Exercise requirements ->
Whenever a line in this data holds the word "heading", report that line in full.

(Source material Opens)

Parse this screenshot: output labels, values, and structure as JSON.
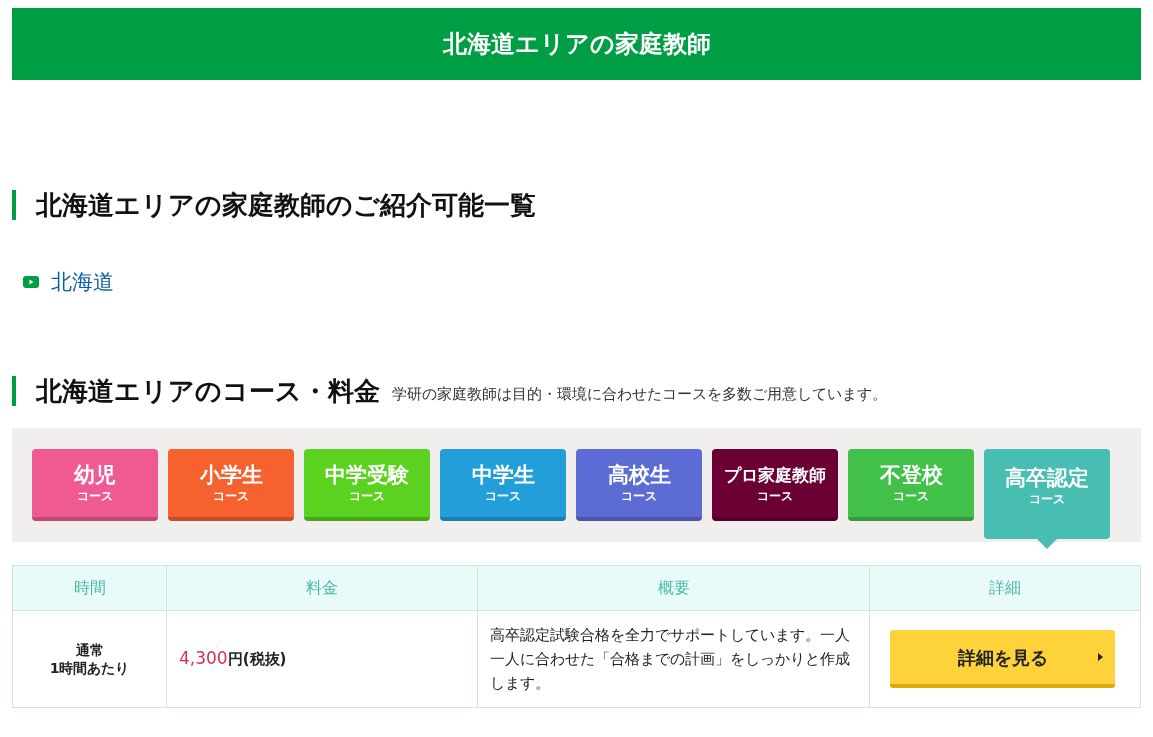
{
  "banner": {
    "title": "北海道エリアの家庭教師"
  },
  "area_section": {
    "heading": "北海道エリアの家庭教師のご紹介可能一覧",
    "links": [
      "北海道"
    ]
  },
  "course_section": {
    "heading": "北海道エリアのコース・料金",
    "subtitle": "学研の家庭教師は目的・環境に合わせたコースを多数ご用意しています。",
    "tabs": [
      {
        "label": "幼児",
        "sub": "コース",
        "color": "#ef5a92",
        "selected": false
      },
      {
        "label": "小学生",
        "sub": "コース",
        "color": "#f5612f",
        "selected": false
      },
      {
        "label": "中学受験",
        "sub": "コース",
        "color": "#5ad21f",
        "selected": false
      },
      {
        "label": "中学生",
        "sub": "コース",
        "color": "#229fd9",
        "selected": false
      },
      {
        "label": "高校生",
        "sub": "コース",
        "color": "#5d6cd4",
        "selected": false
      },
      {
        "label": "プロ家庭教師",
        "sub": "コース",
        "color": "#6a0033",
        "selected": false
      },
      {
        "label": "不登校",
        "sub": "コース",
        "color": "#41c14a",
        "selected": false
      },
      {
        "label": "高卒認定",
        "sub": "コース",
        "color": "#48bdb1",
        "selected": true
      }
    ],
    "table": {
      "columns": [
        "時間",
        "料金",
        "概要",
        "詳細"
      ],
      "rows": [
        {
          "time": [
            "通常",
            "1時間あたり"
          ],
          "price": "4,300",
          "price_unit": "円(税抜)",
          "summary": "高卒認定試験合格を全力でサポートしています。一人一人に合わせた「合格までの計画」をしっかりと作成します。",
          "button": "詳細を見る"
        }
      ]
    }
  }
}
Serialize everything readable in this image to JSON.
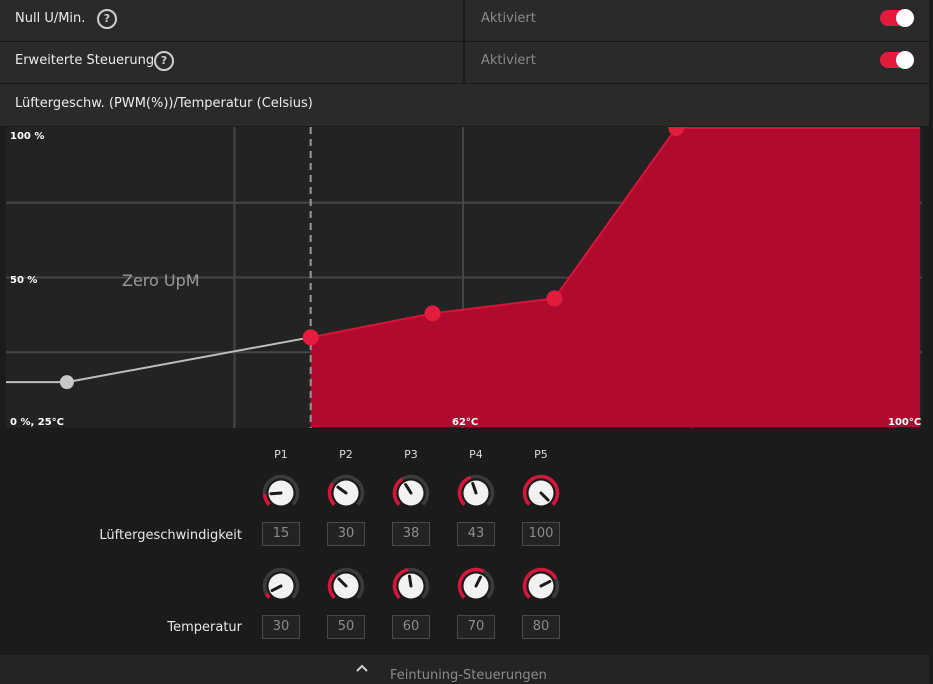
{
  "settings": {
    "zero_rpm": {
      "label": "Null U/Min.",
      "value": "Aktiviert"
    },
    "advanced_control": {
      "label": "Erweiterte Steuerung",
      "value": "Aktiviert"
    }
  },
  "chart_section_title": "Lüftergeschw. (PWM(%))/Temperatur (Celsius)",
  "chart_data": {
    "type": "area",
    "title": "Lüftergeschw. (PWM(%))/Temperatur (Celsius)",
    "y_tick_labels": {
      "top": "100 %",
      "mid": "50 %",
      "origin": "0 %, 25°C"
    },
    "x_tick_labels": {
      "mid": "62°C",
      "right": "100°C"
    },
    "zero_rpm_label": "Zero UpM",
    "xlim": [
      25,
      100
    ],
    "ylim": [
      0,
      100
    ],
    "grid": true,
    "colors": {
      "fill": "#b00a2e",
      "line": "#d8143a",
      "point": "#e31b3c",
      "zero_line": "#bfbfbf",
      "background": "#232323",
      "grid": "#454545"
    },
    "zero_rpm_threshold_c": 50,
    "zero_rpm_segment": [
      {
        "x": 25,
        "y": 15
      },
      {
        "x": 30,
        "y": 15
      },
      {
        "x": 50,
        "y": 30
      }
    ],
    "points": [
      {
        "name": "P1",
        "x": 30,
        "y": 15
      },
      {
        "name": "P2",
        "x": 50,
        "y": 30
      },
      {
        "name": "P3",
        "x": 60,
        "y": 38
      },
      {
        "name": "P4",
        "x": 70,
        "y": 43
      },
      {
        "name": "P5",
        "x": 80,
        "y": 100
      }
    ]
  },
  "controls": {
    "speed_label": "Lüftergeschwindigkeit",
    "temp_label": "Temperatur",
    "columns": [
      {
        "name": "P1",
        "speed": "15",
        "temp": "30"
      },
      {
        "name": "P2",
        "speed": "30",
        "temp": "50"
      },
      {
        "name": "P3",
        "speed": "38",
        "temp": "60"
      },
      {
        "name": "P4",
        "speed": "43",
        "temp": "70"
      },
      {
        "name": "P5",
        "speed": "100",
        "temp": "80"
      }
    ]
  },
  "footer": {
    "label": "Feintuning-Steuerungen",
    "icon": "chevron-up-icon"
  }
}
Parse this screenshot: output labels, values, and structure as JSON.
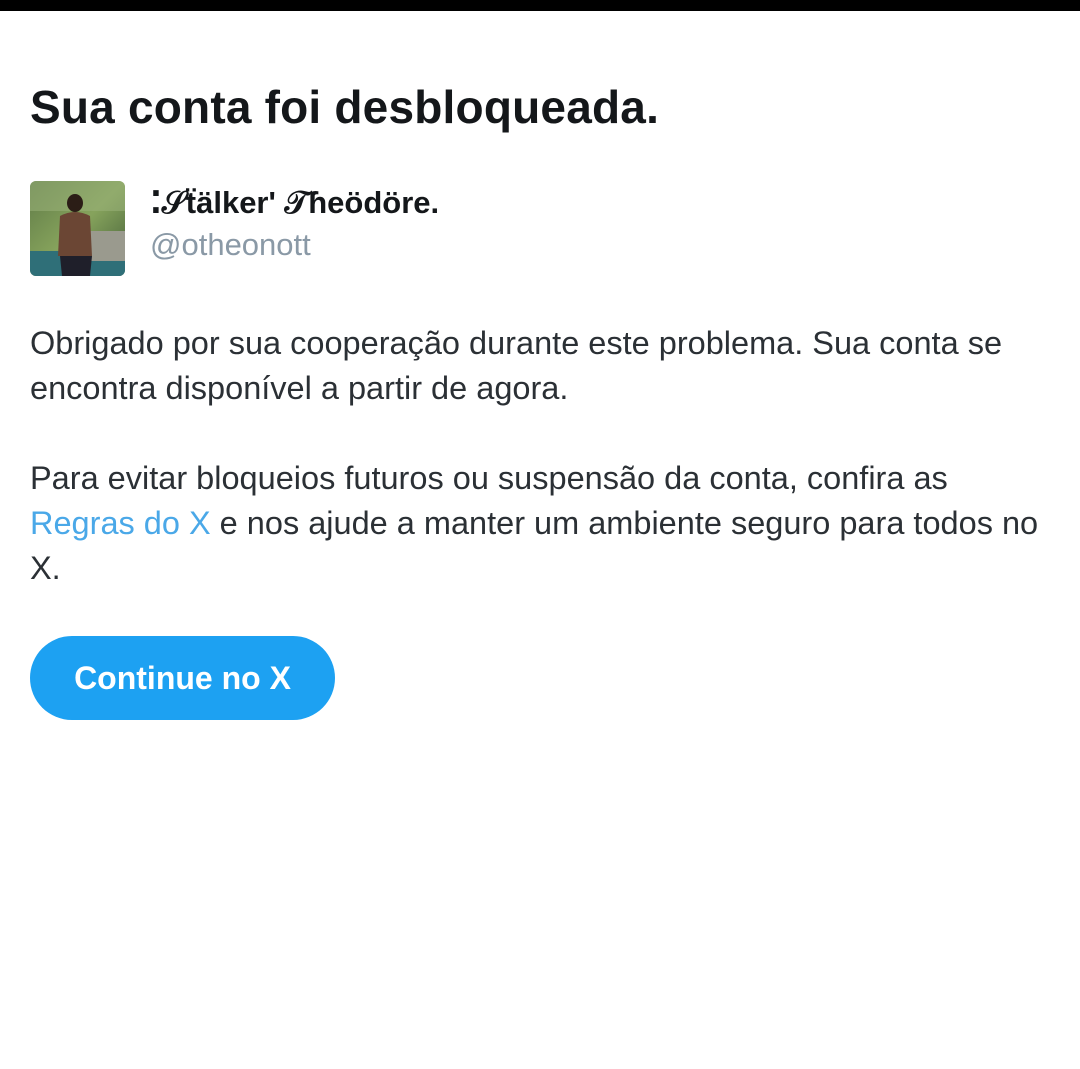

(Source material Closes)

Expected answer ->
    "heading": "北海道エリアの家庭教師のご紹介可能一覧",
    "heading": "北海道エリアのコース・料金",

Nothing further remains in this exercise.